This book is not exhaustive of Indian cuisine, but it does give a broad overview that includes a number of different types of dishes from classics to lesser known ones. Users find that the recipes really work, and given that it’s about 20 years old, the guide is certainly well-tested.
One criticism is that this book isn’t an immersive sort of guide with many anecdotes and photos as many modern cookbooks are. But if you’re focus is the food, this is a great option.
This book is based on a beloved travel series on the BBC of the same name. It is mentioned on pretty much every list of “essential” Indian cookbooks.
The photography in this book is beautiful, and Stein gives context to the recipes with quick anecdotes that give you that travel guide feel. Most importantly, the recipes are authentic and work, though some ingredients may be difficult to source and some techniques may feel difficult to a beginner.
Although Stein includes recipes from all over India, his focus is South India, so there are many fish and seafood recipes in the book. Another important thing to note is that the measurements are metric!
Sodha shares recipes from 3 generations of her family. As such, the food from this book won’t feel like your typical Indian restaurant; it’s home cooking, Indian-style. This book is also in part a history of her family, who emigrated to Africa, then England, with anecdotes and stories that provide a personal touch.
Many home cooks find these recipes easy to follow and surprisingly quick. The guide covers all different types of ingredients and dishes from eggs to meat, starters to snacks, chutneys to drinks. The book is filled with stunning images, including in-progress pictures of some recipes, which can be very helpful.
Anupy is a former journalist turned Indian cooking authority. She even runs a company that produces custom spice blends for order.
The “for everyone” aspect of the book is that Singla gives notes for each recipe on possible adaptations, like vegetarian, vegan, gluten-free, or even how to make the meal in a slow cooker. This is a neat addition.
This book is lovely to look at—gorgeous photos and a nice, clean layout—a “coffee table” sort of cookbook that is also a great Indian cooking resource.
Take your Pick

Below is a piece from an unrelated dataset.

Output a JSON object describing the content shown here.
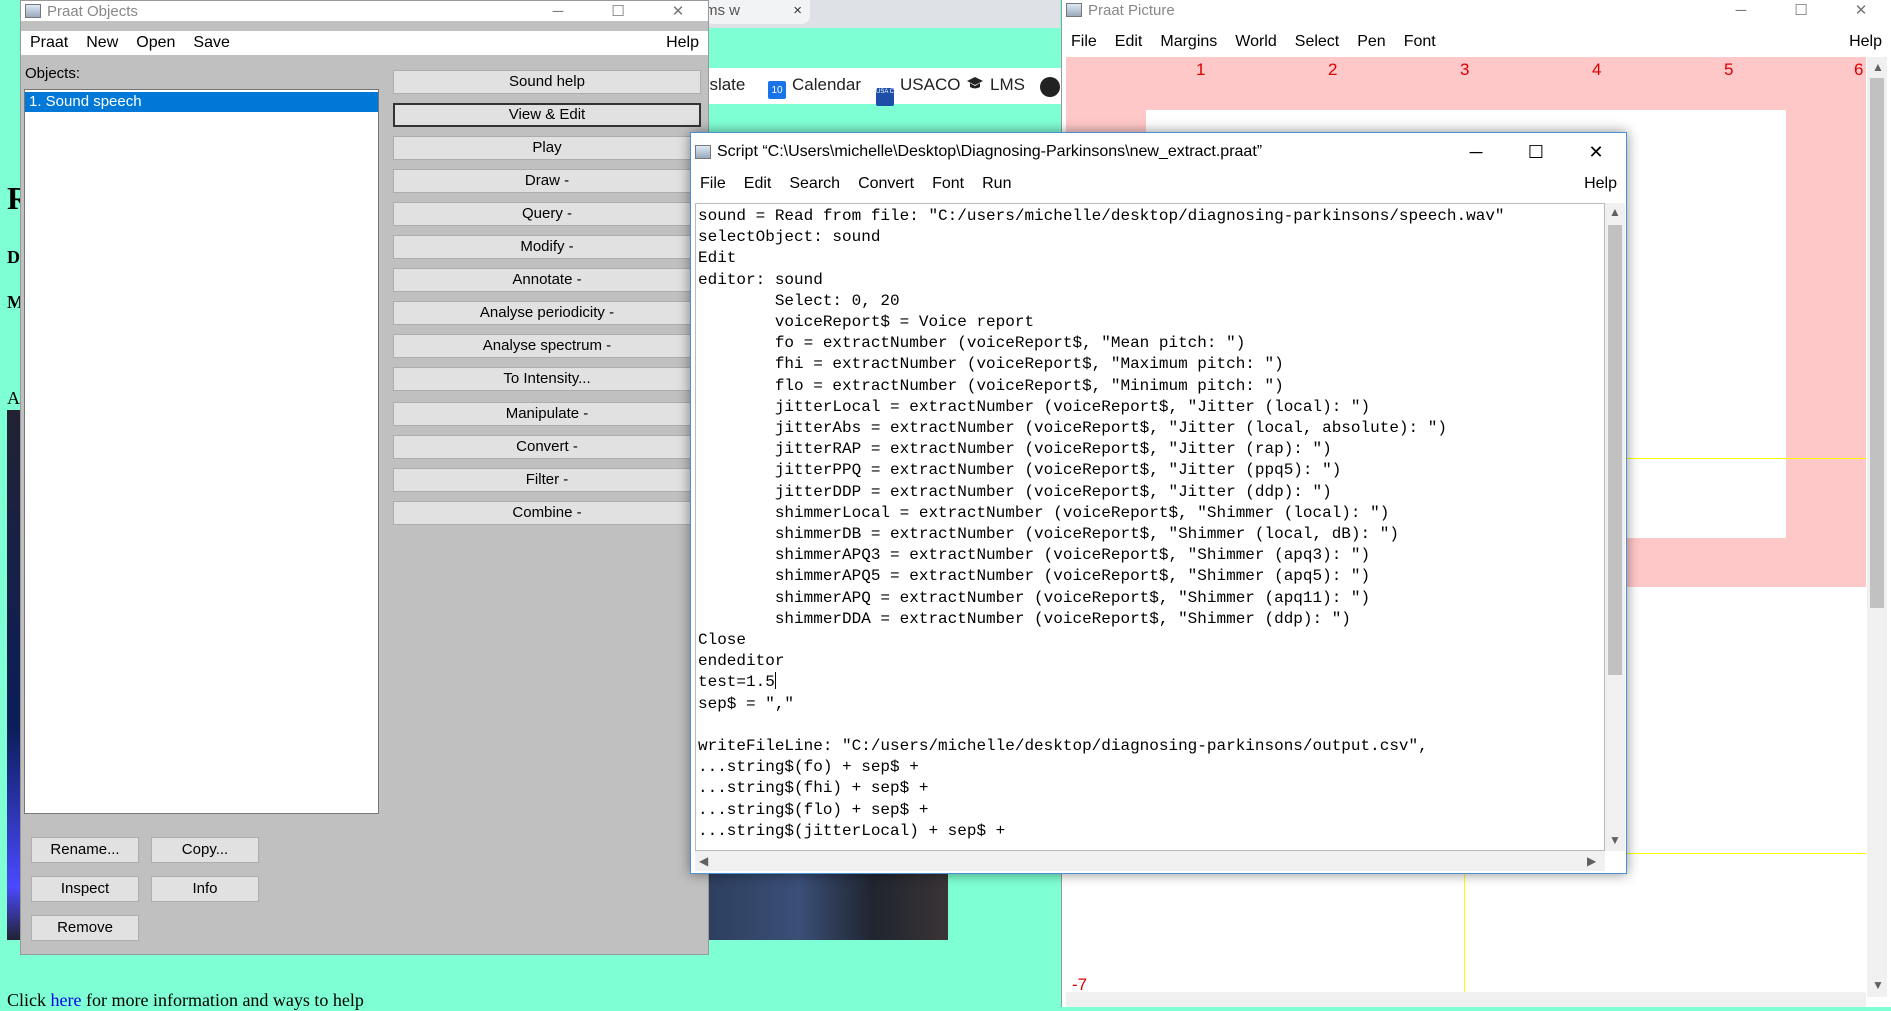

Thankfully, if you want to stop ordering take-out Indian, there are some really wonderful choices for Indian cookery books that will let you get into this rich cuisine in your own kitchen. How do you choose which is the best Indian cook book?
If you’re looking for a guide with more traditional sorts of recipes, Jaffrey will give you that with little fuss. Stein also gives a good overview of traditional options, with a bit more flair from photos and commentary.
If you’re interested in a home-style approach to Indian food for your own home, both Sodha and Singla's books are great options featuring the gastronomic history of their own families. Singla offers some interesting additional value with the adaptations for different dietary needs.
As your getting started with any of these, take a look at this great list of tips for Indian cooking. Enjoy!
Have you tackled Indian in your own kitchen? What’s your favorite guide?